(Dataset records)
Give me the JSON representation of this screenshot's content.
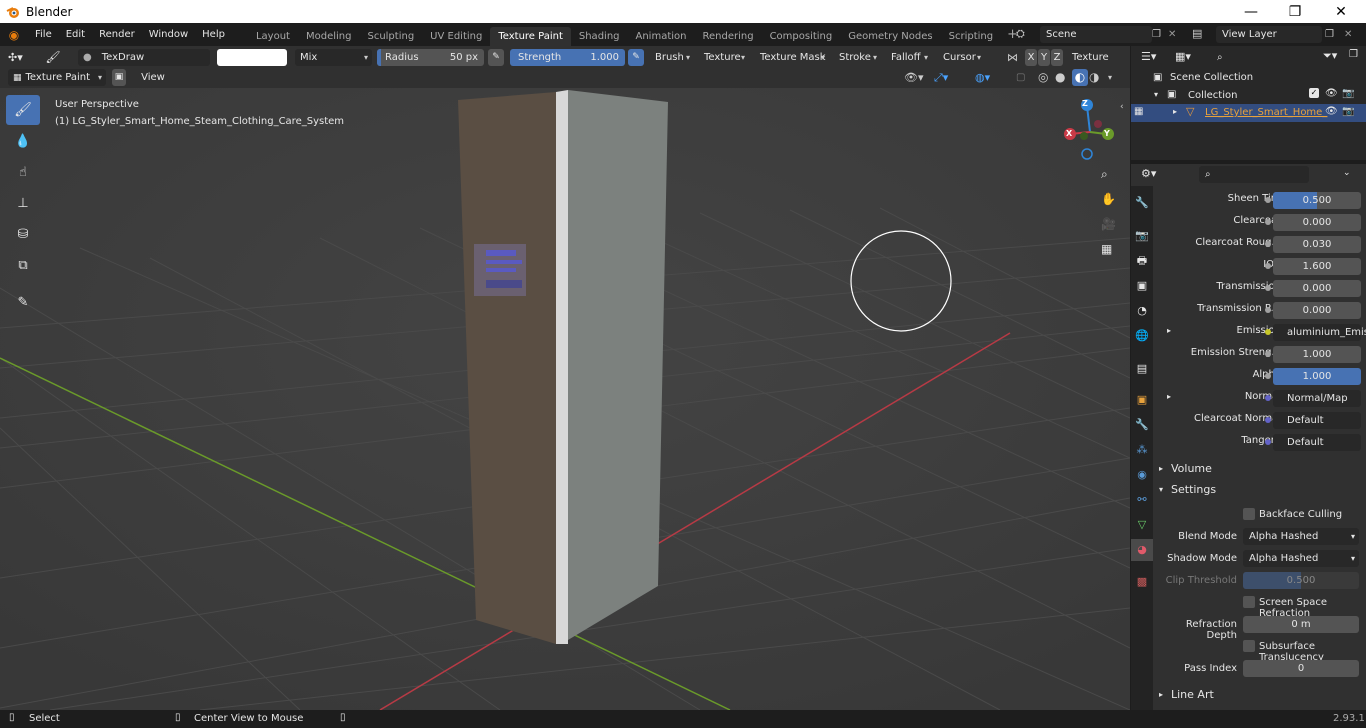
{
  "window": {
    "title": "Blender",
    "minimize": "—",
    "maximize": "❐",
    "close": "✕"
  },
  "menus": [
    "File",
    "Edit",
    "Render",
    "Window",
    "Help"
  ],
  "workspace_tabs": [
    "Layout",
    "Modeling",
    "Sculpting",
    "UV Editing",
    "Texture Paint",
    "Shading",
    "Animation",
    "Rendering",
    "Compositing",
    "Geometry Nodes",
    "Scripting"
  ],
  "active_tab": "Texture Paint",
  "scene": {
    "name": "Scene",
    "view_layer": "View Layer"
  },
  "toolheader": {
    "brush_name": "TexDraw",
    "blend": "Mix",
    "radius_label": "Radius",
    "radius_value": "50 px",
    "strength_label": "Strength",
    "strength_value": "1.000",
    "menus": [
      "Brush",
      "Texture",
      "Texture Mask",
      "Stroke",
      "Falloff",
      "Cursor"
    ],
    "axes": [
      "X",
      "Y",
      "Z"
    ],
    "texture_slots": "Texture Slots"
  },
  "viewheader": {
    "mode": "Texture Paint",
    "view": "View"
  },
  "viewport": {
    "perspective": "User Perspective",
    "object": "(1) LG_Styler_Smart_Home_Steam_Clothing_Care_System"
  },
  "gizmo": {
    "x": "X",
    "y": "Y",
    "z": "Z"
  },
  "outliner": {
    "scene_collection": "Scene Collection",
    "collection": "Collection",
    "object": "LG_Styler_Smart_Home_"
  },
  "properties": {
    "rows": [
      {
        "label": "Sheen Tint",
        "value": "0.500",
        "style": "blue-half"
      },
      {
        "label": "Clearcoat",
        "value": "0.000",
        "style": "plain"
      },
      {
        "label": "Clearcoat Roug...",
        "value": "0.030",
        "style": "plain"
      },
      {
        "label": "IOR",
        "value": "1.600",
        "style": "plain"
      },
      {
        "label": "Transmission",
        "value": "0.000",
        "style": "plain"
      },
      {
        "label": "Transmission R...",
        "value": "0.000",
        "style": "plain"
      },
      {
        "label": "Emission",
        "value": "aluminium_Emissive...",
        "style": "link"
      },
      {
        "label": "Emission Streng...",
        "value": "1.000",
        "style": "plain"
      },
      {
        "label": "Alpha",
        "value": "1.000",
        "style": "blue"
      },
      {
        "label": "Normal",
        "value": "Normal/Map",
        "style": "link"
      },
      {
        "label": "Clearcoat Normal",
        "value": "Default",
        "style": "link"
      },
      {
        "label": "Tangent",
        "value": "Default",
        "style": "link"
      }
    ],
    "volume": "Volume",
    "settings": "Settings",
    "backface_culling": "Backface Culling",
    "blend_mode_label": "Blend Mode",
    "blend_mode": "Alpha Hashed",
    "shadow_mode_label": "Shadow Mode",
    "shadow_mode": "Alpha Hashed",
    "clip_label": "Clip Threshold",
    "clip_value": "0.500",
    "ssr": "Screen Space Refraction",
    "refraction_label": "Refraction Depth",
    "refraction_value": "0 m",
    "subsurface": "Subsurface Translucency",
    "pass_label": "Pass Index",
    "pass_value": "0",
    "line_art": "Line Art"
  },
  "status": {
    "select": "Select",
    "center": "Center View to Mouse",
    "version": "2.93.1"
  },
  "colors": {
    "accent": "#4772b3",
    "x_axis": "#c93a47",
    "y_axis": "#6a9a2a",
    "z_axis": "#2f85d8"
  }
}
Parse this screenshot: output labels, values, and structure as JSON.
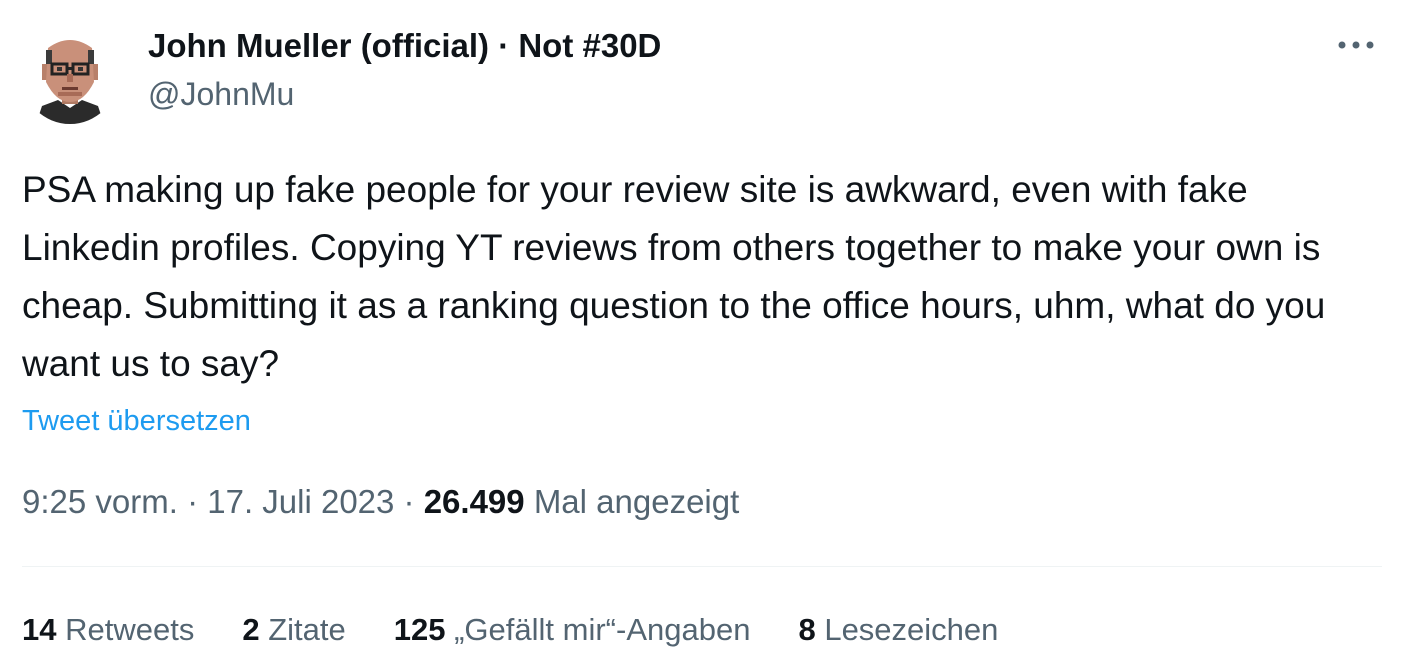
{
  "author": {
    "display_name": "John Mueller (official) · Not #30D",
    "handle": "@JohnMu"
  },
  "tweet": {
    "text": "PSA making up fake people for your review site is awkward, even with fake Linkedin profiles. Copying YT reviews from others together to make your own is cheap. Submitting it as a ranking question to the office hours, uhm, what do you want us to say?",
    "translate_label": "Tweet übersetzen"
  },
  "meta": {
    "time": "9:25 vorm.",
    "separator": " · ",
    "date": "17. Juli 2023",
    "views_count": "26.499",
    "views_label": "Mal angezeigt"
  },
  "stats": {
    "retweets": {
      "count": "14",
      "label": "Retweets"
    },
    "quotes": {
      "count": "2",
      "label": "Zitate"
    },
    "likes": {
      "count": "125",
      "label": "„Gefällt mir“-Angaben"
    },
    "bookmarks": {
      "count": "8",
      "label": "Lesezeichen"
    }
  },
  "icons": {
    "more": "more-icon",
    "avatar": "avatar-pixel-portrait"
  },
  "colors": {
    "text": "#0f1419",
    "secondary": "#536471",
    "link": "#1d9bf0",
    "divider": "#eff3f4"
  }
}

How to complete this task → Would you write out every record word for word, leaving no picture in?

Response to this task →
Give me the JSON representation of this screenshot's content.
{
  "window": {
    "title": "Blender",
    "minimize": "—",
    "maximize": "❐",
    "close": "✕"
  },
  "menus": [
    "File",
    "Edit",
    "Render",
    "Window",
    "Help"
  ],
  "workspace_tabs": [
    "Layout",
    "Modeling",
    "Sculpting",
    "UV Editing",
    "Texture Paint",
    "Shading",
    "Animation",
    "Rendering",
    "Compositing",
    "Geometry Nodes",
    "Scripting"
  ],
  "active_tab": "Texture Paint",
  "scene": {
    "name": "Scene",
    "view_layer": "View Layer"
  },
  "toolheader": {
    "brush_name": "TexDraw",
    "blend": "Mix",
    "radius_label": "Radius",
    "radius_value": "50 px",
    "strength_label": "Strength",
    "strength_value": "1.000",
    "menus": [
      "Brush",
      "Texture",
      "Texture Mask",
      "Stroke",
      "Falloff",
      "Cursor"
    ],
    "axes": [
      "X",
      "Y",
      "Z"
    ],
    "texture_slots": "Texture Slots"
  },
  "viewheader": {
    "mode": "Texture Paint",
    "view": "View"
  },
  "viewport": {
    "perspective": "User Perspective",
    "object": "(1) LG_Styler_Smart_Home_Steam_Clothing_Care_System"
  },
  "gizmo": {
    "x": "X",
    "y": "Y",
    "z": "Z"
  },
  "outliner": {
    "scene_collection": "Scene Collection",
    "collection": "Collection",
    "object": "LG_Styler_Smart_Home_"
  },
  "properties": {
    "rows": [
      {
        "label": "Sheen Tint",
        "value": "0.500",
        "style": "blue-half"
      },
      {
        "label": "Clearcoat",
        "value": "0.000",
        "style": "plain"
      },
      {
        "label": "Clearcoat Roug...",
        "value": "0.030",
        "style": "plain"
      },
      {
        "label": "IOR",
        "value": "1.600",
        "style": "plain"
      },
      {
        "label": "Transmission",
        "value": "0.000",
        "style": "plain"
      },
      {
        "label": "Transmission R...",
        "value": "0.000",
        "style": "plain"
      },
      {
        "label": "Emission",
        "value": "aluminium_Emissive...",
        "style": "link"
      },
      {
        "label": "Emission Streng...",
        "value": "1.000",
        "style": "plain"
      },
      {
        "label": "Alpha",
        "value": "1.000",
        "style": "blue"
      },
      {
        "label": "Normal",
        "value": "Normal/Map",
        "style": "link"
      },
      {
        "label": "Clearcoat Normal",
        "value": "Default",
        "style": "link"
      },
      {
        "label": "Tangent",
        "value": "Default",
        "style": "link"
      }
    ],
    "volume": "Volume",
    "settings": "Settings",
    "backface_culling": "Backface Culling",
    "blend_mode_label": "Blend Mode",
    "blend_mode": "Alpha Hashed",
    "shadow_mode_label": "Shadow Mode",
    "shadow_mode": "Alpha Hashed",
    "clip_label": "Clip Threshold",
    "clip_value": "0.500",
    "ssr": "Screen Space Refraction",
    "refraction_label": "Refraction Depth",
    "refraction_value": "0 m",
    "subsurface": "Subsurface Translucency",
    "pass_label": "Pass Index",
    "pass_value": "0",
    "line_art": "Line Art"
  },
  "status": {
    "select": "Select",
    "center": "Center View to Mouse",
    "version": "2.93.1"
  },
  "colors": {
    "accent": "#4772b3",
    "x_axis": "#c93a47",
    "y_axis": "#6a9a2a",
    "z_axis": "#2f85d8"
  }
}
Parse this screenshot: output labels, values, and structure as JSON.
{
  "author": {
    "display_name": "John Mueller (official) · Not #30D",
    "handle": "@JohnMu"
  },
  "tweet": {
    "text": "PSA making up fake people for your review site is awkward, even with fake Linkedin profiles. Copying YT reviews from others together to make your own is cheap. Submitting it as a ranking question to the office hours, uhm, what do you want us to say?",
    "translate_label": "Tweet übersetzen"
  },
  "meta": {
    "time": "9:25 vorm.",
    "separator": " · ",
    "date": "17. Juli 2023",
    "views_count": "26.499",
    "views_label": "Mal angezeigt"
  },
  "stats": {
    "retweets": {
      "count": "14",
      "label": "Retweets"
    },
    "quotes": {
      "count": "2",
      "label": "Zitate"
    },
    "likes": {
      "count": "125",
      "label": "„Gefällt mir“-Angaben"
    },
    "bookmarks": {
      "count": "8",
      "label": "Lesezeichen"
    }
  },
  "icons": {
    "more": "more-icon",
    "avatar": "avatar-pixel-portrait"
  },
  "colors": {
    "text": "#0f1419",
    "secondary": "#536471",
    "link": "#1d9bf0",
    "divider": "#eff3f4"
  }
}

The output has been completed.